Featured, Uncategorized »

[Posted by start | 19 May 2015 | No Comment | ]
Revisiting the Value of the Arts in Uganda at UCU

Art is quickly overlooked as a source of employment and yet it holds a vast number of opportunities in any field of the arts. The best example might be the recent hype about the film Queen of Katwe, which has just ended filming in Uganda.

Artwork critiques, Featured, Uncategorized »

[Posted by start | 5 May 2015 | No Comment | ]
Beautiful Imperfections: An exhibition of sculptures by Makerere Alumni

With Beautiful Imperfections, the artists continue a journey of both self and artistic exploration started when they were students of Margaret Trowell school of Fine art. Their choice to come back to exhibit here manifests the faith they have in the institution and an insatiable appetite to better themselves at every level of their artistry.

Comics, Featured, Interview »

[Posted by start | 24 Apr 2015 | 3 Comments | ]
“We have forgotten to attach an identity of relevance to our different forms of Art” – Q&A with Kwiz-Era

“We have forgotten to attach an identity of relevance to our different forms of Art”. Kwizera who goes by the moniker Kwiz-Era is an illustrator and Artist.

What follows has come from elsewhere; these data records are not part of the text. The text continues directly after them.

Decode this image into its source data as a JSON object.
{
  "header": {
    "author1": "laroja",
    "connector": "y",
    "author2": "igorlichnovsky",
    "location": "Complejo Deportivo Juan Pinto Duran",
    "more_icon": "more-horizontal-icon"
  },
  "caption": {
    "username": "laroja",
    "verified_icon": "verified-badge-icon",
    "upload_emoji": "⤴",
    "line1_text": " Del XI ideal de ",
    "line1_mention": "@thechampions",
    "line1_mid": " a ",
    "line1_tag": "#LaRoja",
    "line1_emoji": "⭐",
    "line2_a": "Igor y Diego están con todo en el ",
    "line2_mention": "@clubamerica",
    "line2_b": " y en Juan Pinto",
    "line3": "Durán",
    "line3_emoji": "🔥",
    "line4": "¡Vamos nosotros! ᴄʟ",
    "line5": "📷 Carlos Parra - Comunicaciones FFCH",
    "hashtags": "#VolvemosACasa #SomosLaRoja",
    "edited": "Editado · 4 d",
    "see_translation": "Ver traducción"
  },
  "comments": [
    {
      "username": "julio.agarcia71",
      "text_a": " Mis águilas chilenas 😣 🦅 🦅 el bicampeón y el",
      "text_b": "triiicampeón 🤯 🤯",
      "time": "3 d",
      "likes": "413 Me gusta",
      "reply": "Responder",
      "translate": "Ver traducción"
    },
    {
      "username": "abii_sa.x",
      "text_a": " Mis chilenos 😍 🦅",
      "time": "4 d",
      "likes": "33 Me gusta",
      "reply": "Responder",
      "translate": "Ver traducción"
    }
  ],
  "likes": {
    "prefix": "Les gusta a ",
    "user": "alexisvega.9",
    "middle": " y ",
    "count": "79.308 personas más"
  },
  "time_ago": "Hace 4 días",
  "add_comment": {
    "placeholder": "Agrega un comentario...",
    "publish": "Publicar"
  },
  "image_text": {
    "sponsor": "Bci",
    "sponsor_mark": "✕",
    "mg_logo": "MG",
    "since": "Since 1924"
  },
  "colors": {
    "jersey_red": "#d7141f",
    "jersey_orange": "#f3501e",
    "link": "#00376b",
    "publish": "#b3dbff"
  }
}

Startjournal.org had a Q&A with him at his studio within Iguana Bar and asked him why it is important for artists to be relevant and not think about mass production.

Featured, Special analysis, Uncategorized »

[Posted by start | 15 Apr 2015 | No Comment | ]
Inspired by Western Modern Art

Eria Sane Nsubuga an academic at Christian University Mukono in the department of Fine Arts, says that referring to the work of others shows an awareness of self and others. “It is therefore natural given the residual western political and educational set up for African artists to refer to the work of the European masters that we saw in the Art History books. Incidentally those same books as a matter of design more than accident, said nothing about our own indigenous art.” he quotes in his essay, ‘Dead men tell no tales’.